Your instructions: Write out exactly, please, the lines from the one containing "Transcribe this image's" to the end of the material.

Entries provided:
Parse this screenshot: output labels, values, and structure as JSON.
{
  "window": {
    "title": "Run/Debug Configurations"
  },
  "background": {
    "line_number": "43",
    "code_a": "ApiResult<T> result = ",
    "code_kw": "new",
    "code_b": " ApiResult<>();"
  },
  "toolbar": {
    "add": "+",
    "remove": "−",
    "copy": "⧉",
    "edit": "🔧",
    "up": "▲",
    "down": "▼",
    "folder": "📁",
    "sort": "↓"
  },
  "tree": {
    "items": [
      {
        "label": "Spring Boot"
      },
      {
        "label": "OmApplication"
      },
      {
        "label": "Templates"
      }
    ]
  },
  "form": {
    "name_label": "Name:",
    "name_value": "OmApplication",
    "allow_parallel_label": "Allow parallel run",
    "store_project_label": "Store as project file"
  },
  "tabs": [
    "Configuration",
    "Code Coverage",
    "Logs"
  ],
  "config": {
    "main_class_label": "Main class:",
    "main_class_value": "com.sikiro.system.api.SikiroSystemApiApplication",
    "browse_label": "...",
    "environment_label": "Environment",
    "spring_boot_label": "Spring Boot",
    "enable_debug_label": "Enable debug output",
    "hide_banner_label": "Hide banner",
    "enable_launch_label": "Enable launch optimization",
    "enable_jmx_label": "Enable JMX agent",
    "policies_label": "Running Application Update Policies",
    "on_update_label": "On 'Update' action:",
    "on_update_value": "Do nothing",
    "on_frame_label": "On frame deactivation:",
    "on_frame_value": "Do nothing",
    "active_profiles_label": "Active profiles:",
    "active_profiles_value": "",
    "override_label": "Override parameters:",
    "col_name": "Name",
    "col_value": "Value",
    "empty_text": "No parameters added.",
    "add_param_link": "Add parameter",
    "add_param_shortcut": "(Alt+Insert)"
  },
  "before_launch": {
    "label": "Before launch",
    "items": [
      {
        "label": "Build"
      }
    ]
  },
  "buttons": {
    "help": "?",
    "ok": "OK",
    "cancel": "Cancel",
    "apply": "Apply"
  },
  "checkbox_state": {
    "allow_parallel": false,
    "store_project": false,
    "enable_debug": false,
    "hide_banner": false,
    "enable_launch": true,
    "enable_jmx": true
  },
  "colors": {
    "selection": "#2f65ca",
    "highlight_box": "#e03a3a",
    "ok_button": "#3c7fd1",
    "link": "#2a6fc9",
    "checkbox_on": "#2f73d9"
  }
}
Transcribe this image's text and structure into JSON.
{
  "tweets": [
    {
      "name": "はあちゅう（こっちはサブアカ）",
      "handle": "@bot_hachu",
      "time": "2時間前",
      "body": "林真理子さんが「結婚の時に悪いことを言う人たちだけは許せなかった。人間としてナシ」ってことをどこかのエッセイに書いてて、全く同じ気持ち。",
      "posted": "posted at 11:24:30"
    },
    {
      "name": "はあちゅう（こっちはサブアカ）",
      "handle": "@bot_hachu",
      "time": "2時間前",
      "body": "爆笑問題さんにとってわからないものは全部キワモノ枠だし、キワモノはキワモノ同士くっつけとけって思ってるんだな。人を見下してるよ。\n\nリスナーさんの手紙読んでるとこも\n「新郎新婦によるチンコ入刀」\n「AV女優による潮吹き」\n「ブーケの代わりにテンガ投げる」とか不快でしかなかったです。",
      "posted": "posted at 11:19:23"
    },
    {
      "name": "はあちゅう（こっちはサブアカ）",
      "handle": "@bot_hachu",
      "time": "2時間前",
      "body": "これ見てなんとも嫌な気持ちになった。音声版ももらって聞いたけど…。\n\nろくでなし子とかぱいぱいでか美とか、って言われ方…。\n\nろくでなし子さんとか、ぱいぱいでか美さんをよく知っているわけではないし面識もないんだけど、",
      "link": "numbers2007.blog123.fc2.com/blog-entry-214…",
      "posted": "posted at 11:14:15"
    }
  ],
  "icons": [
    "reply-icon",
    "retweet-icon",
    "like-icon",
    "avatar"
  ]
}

Answer to the problem:
Transcribe this image's text and structure into JSON.
{
  "tweets": [
    {
      "name": "はあちゅう（こっちはサブアカ）",
      "handle": "@bot_hachu",
      "time": "2時間前",
      "body": "林真理子さんが「結婚の時に悪いことを言う人たちだけは許せなかった。人間としてナシ」ってことをどこかのエッセイに書いてて、全く同じ気持ち。",
      "posted": "posted at 11:24:30"
    },
    {
      "name": "はあちゅう（こっちはサブアカ）",
      "handle": "@bot_hachu",
      "time": "2時間前",
      "body": "爆笑問題さんにとってわからないものは全部キワモノ枠だし、キワモノはキワモノ同士くっつけとけって思ってるんだな。人を見下してるよ。\n\nリスナーさんの手紙読んでるとこも\n「新郎新婦によるチンコ入刀」\n「AV女優による潮吹き」\n「ブーケの代わりにテンガ投げる」とか不快でしかなかったです。",
      "posted": "posted at 11:19:23"
    },
    {
      "name": "はあちゅう（こっちはサブアカ）",
      "handle": "@bot_hachu",
      "time": "2時間前",
      "body": "これ見てなんとも嫌な気持ちになった。音声版ももらって聞いたけど…。\n\nろくでなし子とかぱいぱいでか美とか、って言われ方…。\n\nろくでなし子さんとか、ぱいぱいでか美さんをよく知っているわけではないし面識もないんだけど、",
      "link": "numbers2007.blog123.fc2.com/blog-entry-214…",
      "posted": "posted at 11:14:15"
    }
  ],
  "icons": [
    "reply-icon",
    "retweet-icon",
    "like-icon",
    "avatar"
  ]
}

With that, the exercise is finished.